Pritzker demands answers from Madigan as more Illinois lawmakers seek resignation
Madigan already had lost enough support to end his 35-year run as House speaker, but the gap continued to widen as Illinois’ governor added his rebuke.
Gov. J.B. Pritzker said embattled Illinois House Speaker Michael Madigan either needs to answer questions or quit.
Pritzker’s call for Madigan’s resignation came as more House Democrats pledged they would not support him for another term as speaker. Madigan was trying to survive his implication in the ComEd bribery scandal so he could secure his 36th year in January and oversee the once-a-decade legislative redistricting.
After new charges dropped against members of Madigan’s inner circle, the number of House Democrats who will not support his leadership has grown to 18. With 73 Democrats in the House, Madigan is now five votes below the 60 votes he would need to win another term as speaker.
On Nov. 20, state Rep. Eva-Dina Delgado added her name.
On Nov. 19 after four more defendants were charged in the ComEd bribery scandal, and new allegations emerged against Madigan, state Reps. Jonathan Carroll, Sam Yingling, Will Guzzardi, Daniel Didech and representative-elect Margaret Croke added their names to the list of those wanting Madigan to quit and allow someone else to lead the House.
State Reps. Kelly Cassidy, Jennifer Gong-Gershowitz, Terra Costa Howard, Maurice West, Bob Morgan, Anne Stava-Murray, Stephanie Kifowit and Lindsey LaPointe previously said they would not re-elect Madigan, with Kifowit announcing she would challenge him for the speakership. State Reps. Deb Conroy, Robyn Gabel, Anna Moeller and Ann Williams sent Madigan a letter asking for new leadership.
Pritzker came out with his strongest rebuke of Madigan yet.
“If speaker Madigan wants to continue in a position of enormous public trust with such a serious ethical cloud hanging over his head, then he has to, at the very least, be willing to stand in front of the press and answer every last question to their satisfaction,” Pritzker said.
“If the speaker cannot commit to that level of transparency, then the time has come for him to resign.”
The four defendants were charged with bribery in a case that outlined how hard they worked at ComEd to satisfy Madigan. Charged were: Michael McClain, a longtime Madigan confidant and ComEd lobbyist; former ComEd CEO Anne Pramaggiore; former ComEd lobbyist Jay Hooker; and Jay Doherty, former president of the City Club of Chicago.
The charges in the case outline how decisions were made at the very top of the company to satisfy “our Friend,” the name used to cover that they were really talking about Madigan.
The charges state the four defendants worked “to corruptly solicit and demand, and to accept and agree to accept from another person things of value, namely, jobs, contracts, and monetary payments associated with those jobs and contracts, for the benefit of Public Official A and his associates, intending that Public Official A, an agent of the State of Illinois, be influenced and rewarded in connection with any business, transaction, and series of transactions involving things of value of $5,000 or more, namely, legislation affecting ComEd.” Public Official A is identified as the Illinois House speaker, although Madigan is not charged and has denied wrongdoing.

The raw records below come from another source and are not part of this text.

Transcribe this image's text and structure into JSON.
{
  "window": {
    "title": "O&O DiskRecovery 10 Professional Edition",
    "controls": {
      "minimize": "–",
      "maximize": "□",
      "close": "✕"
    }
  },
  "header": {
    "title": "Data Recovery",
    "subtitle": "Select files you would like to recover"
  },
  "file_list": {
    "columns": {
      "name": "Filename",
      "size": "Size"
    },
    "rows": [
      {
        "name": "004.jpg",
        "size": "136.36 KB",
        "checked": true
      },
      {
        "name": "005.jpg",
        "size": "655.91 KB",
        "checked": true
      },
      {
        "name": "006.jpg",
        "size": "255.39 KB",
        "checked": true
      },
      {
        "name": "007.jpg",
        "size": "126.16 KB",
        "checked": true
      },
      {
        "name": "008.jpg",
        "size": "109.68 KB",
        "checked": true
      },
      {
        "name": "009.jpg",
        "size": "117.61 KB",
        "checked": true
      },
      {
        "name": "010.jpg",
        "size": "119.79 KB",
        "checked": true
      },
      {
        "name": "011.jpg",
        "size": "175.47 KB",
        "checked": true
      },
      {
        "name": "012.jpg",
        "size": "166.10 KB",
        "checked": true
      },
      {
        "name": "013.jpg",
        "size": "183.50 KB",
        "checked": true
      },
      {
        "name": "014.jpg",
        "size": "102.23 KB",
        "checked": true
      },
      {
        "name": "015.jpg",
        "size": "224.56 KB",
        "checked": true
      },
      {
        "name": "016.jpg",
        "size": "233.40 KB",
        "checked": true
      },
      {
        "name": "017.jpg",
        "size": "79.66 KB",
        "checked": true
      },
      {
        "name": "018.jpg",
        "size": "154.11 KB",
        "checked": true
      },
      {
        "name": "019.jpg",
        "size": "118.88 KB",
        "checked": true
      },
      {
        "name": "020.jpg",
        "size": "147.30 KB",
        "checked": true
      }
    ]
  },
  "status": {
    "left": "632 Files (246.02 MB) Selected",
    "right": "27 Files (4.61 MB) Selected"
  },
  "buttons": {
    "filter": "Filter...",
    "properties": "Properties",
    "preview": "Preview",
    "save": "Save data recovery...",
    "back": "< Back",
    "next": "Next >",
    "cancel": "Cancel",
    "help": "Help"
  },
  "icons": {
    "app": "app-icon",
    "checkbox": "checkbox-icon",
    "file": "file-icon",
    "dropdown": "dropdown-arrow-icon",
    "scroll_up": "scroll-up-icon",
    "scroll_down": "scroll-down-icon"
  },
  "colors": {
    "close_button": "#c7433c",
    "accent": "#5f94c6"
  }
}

Madigan responded by denying he did anything wrong, and again stating he believes getting people jobs is part of his job. “I believe a large part of my duty as an elected official is to help people, and I’ve made that a priority since the day I took the oath of office.”
ComEd previously admitted to federal prosecutors it provided more than $1.3 million in bribes to Madigan cronies to gain his backing for legislation worth $150 million to the electric utility. Company leaders agreed to cooperate with investigators and pay a $200 million fine.
With Madigan on the edge of losing a position he has held for the better part of four decades, it’s unclear who in the Democratic Party would replace him as speaker. While Kifowit has said she is mounting a challenge, no one has yet emerged as the front-runner.
State lawmakers have an opportunity to replace Madigan with another Madigan, or to reform the system that allowed him to gather more power than any other lawmaker in the nation. Illinois needs to reform how the legislature operates by taking the redistricting process out of the hands of lawmakers, by reforming the House Rules to limit the speaker’s power, by strengthening ethics rules to mandate transparency and hold lawmakers accountable for their conflicts of interest, and by freeing the legislative inspector general to investigate and publicize wrongdoing without obstruction from lawmakers.
To miss this opportunity would be a crime.